▶ _REQUIREMENT_: What you produce should be every line from the data that includes "true".

Stored entries:
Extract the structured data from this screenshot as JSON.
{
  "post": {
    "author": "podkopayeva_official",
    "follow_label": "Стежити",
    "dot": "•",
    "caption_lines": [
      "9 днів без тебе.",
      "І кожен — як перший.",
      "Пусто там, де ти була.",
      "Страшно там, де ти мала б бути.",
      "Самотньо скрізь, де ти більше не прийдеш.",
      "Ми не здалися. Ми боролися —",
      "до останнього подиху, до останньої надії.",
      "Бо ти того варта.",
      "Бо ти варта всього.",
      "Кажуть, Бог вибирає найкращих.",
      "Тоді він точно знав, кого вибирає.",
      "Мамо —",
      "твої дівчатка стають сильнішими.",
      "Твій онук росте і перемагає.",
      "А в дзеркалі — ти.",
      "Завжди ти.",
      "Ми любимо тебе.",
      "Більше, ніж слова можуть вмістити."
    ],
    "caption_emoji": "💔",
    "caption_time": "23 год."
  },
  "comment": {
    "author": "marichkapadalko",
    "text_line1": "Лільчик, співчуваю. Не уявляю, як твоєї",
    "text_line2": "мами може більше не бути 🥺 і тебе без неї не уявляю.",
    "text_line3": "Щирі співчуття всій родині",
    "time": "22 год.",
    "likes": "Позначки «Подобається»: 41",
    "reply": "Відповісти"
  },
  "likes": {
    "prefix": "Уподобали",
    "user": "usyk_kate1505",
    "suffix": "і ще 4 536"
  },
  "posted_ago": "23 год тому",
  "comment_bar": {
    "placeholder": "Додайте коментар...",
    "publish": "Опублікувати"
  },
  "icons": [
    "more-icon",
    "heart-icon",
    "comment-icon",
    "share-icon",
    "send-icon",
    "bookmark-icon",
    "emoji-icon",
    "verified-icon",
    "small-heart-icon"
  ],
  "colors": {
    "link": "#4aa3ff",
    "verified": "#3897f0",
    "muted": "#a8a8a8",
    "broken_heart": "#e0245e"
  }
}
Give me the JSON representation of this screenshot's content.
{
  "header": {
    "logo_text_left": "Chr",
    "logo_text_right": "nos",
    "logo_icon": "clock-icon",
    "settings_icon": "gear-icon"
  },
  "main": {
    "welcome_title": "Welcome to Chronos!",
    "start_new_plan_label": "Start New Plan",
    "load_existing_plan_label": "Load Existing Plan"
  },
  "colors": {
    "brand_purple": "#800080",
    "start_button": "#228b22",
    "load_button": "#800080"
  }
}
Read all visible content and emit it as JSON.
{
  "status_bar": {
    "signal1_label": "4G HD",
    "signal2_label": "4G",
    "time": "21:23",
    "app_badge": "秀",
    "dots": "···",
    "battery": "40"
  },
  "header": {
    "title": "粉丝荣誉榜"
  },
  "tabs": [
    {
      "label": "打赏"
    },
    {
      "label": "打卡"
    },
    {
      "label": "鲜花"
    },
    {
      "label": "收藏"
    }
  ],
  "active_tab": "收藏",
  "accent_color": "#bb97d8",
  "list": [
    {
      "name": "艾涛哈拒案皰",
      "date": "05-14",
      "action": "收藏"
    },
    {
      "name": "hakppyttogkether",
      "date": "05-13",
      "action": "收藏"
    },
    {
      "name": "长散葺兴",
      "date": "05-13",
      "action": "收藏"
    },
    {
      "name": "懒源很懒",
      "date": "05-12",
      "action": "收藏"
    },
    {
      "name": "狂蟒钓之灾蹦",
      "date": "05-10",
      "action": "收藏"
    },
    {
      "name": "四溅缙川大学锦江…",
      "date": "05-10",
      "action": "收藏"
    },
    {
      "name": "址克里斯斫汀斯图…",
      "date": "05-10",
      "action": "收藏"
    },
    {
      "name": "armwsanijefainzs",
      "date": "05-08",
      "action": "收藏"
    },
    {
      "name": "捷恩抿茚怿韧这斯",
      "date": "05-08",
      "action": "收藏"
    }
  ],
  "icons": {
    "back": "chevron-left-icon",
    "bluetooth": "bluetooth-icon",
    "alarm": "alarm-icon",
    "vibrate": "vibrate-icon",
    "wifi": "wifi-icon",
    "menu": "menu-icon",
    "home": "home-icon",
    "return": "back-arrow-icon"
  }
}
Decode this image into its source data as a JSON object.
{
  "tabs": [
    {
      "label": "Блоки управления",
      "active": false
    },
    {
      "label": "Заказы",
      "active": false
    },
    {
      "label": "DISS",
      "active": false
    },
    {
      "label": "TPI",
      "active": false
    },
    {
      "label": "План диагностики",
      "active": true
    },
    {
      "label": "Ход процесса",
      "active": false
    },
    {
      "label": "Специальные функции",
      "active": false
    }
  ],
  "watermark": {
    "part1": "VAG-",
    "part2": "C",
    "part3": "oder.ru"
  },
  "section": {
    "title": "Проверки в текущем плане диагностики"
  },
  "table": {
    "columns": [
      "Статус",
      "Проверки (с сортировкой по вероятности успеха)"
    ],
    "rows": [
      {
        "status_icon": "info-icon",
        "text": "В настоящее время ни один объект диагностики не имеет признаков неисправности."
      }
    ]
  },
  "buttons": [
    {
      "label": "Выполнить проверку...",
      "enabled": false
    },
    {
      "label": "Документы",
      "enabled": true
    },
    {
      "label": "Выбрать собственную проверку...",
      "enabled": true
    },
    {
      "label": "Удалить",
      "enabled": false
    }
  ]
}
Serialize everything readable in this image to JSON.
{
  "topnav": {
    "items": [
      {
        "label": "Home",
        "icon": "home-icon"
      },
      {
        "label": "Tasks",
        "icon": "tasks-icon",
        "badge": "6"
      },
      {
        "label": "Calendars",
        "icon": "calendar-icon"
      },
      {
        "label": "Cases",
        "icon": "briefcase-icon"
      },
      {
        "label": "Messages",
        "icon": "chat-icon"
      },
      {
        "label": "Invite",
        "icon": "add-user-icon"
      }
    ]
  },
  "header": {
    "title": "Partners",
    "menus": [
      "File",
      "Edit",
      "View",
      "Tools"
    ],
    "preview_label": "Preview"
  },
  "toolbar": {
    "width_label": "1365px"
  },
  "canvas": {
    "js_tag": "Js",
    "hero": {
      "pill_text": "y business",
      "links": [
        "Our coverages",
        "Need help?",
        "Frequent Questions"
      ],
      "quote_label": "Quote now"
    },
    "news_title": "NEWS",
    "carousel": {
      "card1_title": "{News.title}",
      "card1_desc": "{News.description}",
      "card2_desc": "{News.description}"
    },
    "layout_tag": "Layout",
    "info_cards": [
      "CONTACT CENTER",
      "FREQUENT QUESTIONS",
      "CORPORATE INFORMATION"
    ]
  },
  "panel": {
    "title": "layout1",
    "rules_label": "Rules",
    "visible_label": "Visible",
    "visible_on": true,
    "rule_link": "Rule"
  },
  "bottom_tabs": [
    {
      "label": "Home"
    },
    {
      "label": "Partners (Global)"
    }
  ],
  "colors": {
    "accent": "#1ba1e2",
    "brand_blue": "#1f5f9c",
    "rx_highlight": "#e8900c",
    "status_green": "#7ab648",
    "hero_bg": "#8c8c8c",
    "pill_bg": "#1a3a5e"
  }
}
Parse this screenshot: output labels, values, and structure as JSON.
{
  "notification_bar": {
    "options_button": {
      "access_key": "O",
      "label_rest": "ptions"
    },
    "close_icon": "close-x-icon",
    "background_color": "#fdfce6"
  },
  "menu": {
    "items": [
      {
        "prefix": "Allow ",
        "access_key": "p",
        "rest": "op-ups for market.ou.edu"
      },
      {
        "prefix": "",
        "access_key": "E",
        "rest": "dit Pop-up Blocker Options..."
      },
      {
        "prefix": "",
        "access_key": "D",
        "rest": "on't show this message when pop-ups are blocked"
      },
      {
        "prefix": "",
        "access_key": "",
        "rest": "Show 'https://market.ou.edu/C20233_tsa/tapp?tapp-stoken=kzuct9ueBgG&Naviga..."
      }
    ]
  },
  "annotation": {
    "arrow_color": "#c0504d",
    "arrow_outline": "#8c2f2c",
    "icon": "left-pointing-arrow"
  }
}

▶ _THE ANSWER_:
      "active": true
      "enabled": true
      "enabled": true
    "visible_on": true,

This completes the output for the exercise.